FANDOM

258,373 Pages

2
Allegiance Soviet Union
Branch Soviet Red Army
Engagements

The 29th Rifle Corps was a corps of the Soviet Red Army. It was part of the 11th Army. It took part in the Great Patriotic War.

First FormationEdit

Initially it comprised the 179th Rifle Division and the 184th Rifle Division,[1] under Major General A.G. Samokhin.

Lithuanian Territorial Rifle Corps.[2] Destroyed(?) September 1941 in the initial stages of Operation Barbarossa, and disbanded.

Second formation existed March–April 1943.

Third FormationEdit

Originally formed on 25 June 1943,[3] Included 55th Rifle Division (IIIrd Formation), in September–October–November 1943 while part of 60th Army.[4]

The fourth formation of the 29th Rifle Corps comprised the 73rd Rifle Division, 102nd Rifle Division, and 217th Rifle Division on 10 May 1945. Five months later, the corps had the same three divisions, but they were in the North Caucasus Military District. The 73rd was based at Novorossiysk, the 102nd at Armavir and the 217th at Nalchik.[5]

In May 1946, the corps was reorganized and by the beginning of 1947 included the 8th, 9th and 39th Separate Rifle Brigades. The 8th was based at Maykop, the 9th at Armavir and the 39th at Stavropol. In March 1947, the 9th Separate Rifle Brigade was disbanded. On 23 July 1949, the corps became the 29th Mountain Rifle Corps. The 8th Separate Rifle Brigade became the 9th Mountain Rifle Division and the 39th became the 73rd Mountain Rifle Division. In 1954, the corps was redesignated as a regular rifle corps again.[5]

On 10 October 1957, the 29th Rifle Corps became the 29th Army Corps. The 9th and 73rd Mountain Rifle Divisions became motor rifle divisions. In 1960, the 29th Army Corps was at Krasnodar and had the 9th and 73rd Motor Rifle Divisions. In 1966 it moved to Belogorsk in Amur Oblast. On 22 February 1968, 29th Army Corps was awarded the Order of the Red Banner.[5]

On 25 June 1969 the 29th Army Corps became the 35th Army.

ReferencesEdit

  1. Glantz, Stumbling Colossus, pg. 262
  2. Nigel Thomas, Germany's Eastern Front Allies (2): Baltic Forces, Osprey, 5.
  3. Keith E. Bonn, Slaughterhouse, Aberjona Press, 2005, 341.
  4. Crofoot, Avanzini, Armies of the Bear
  5. 5.0 5.1 5.2 Holm, 35th Combined Arms Army

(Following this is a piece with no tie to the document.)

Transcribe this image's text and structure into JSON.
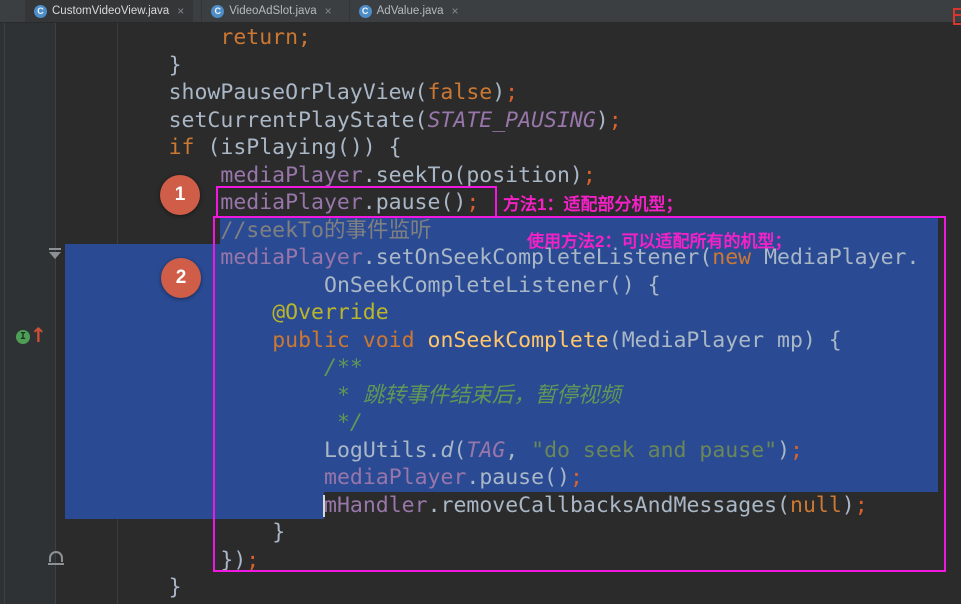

This page uses Creative Commons Licensed content from Wikipedia (view authors).
Community content is available under CC-BY-SA unless otherwise noted.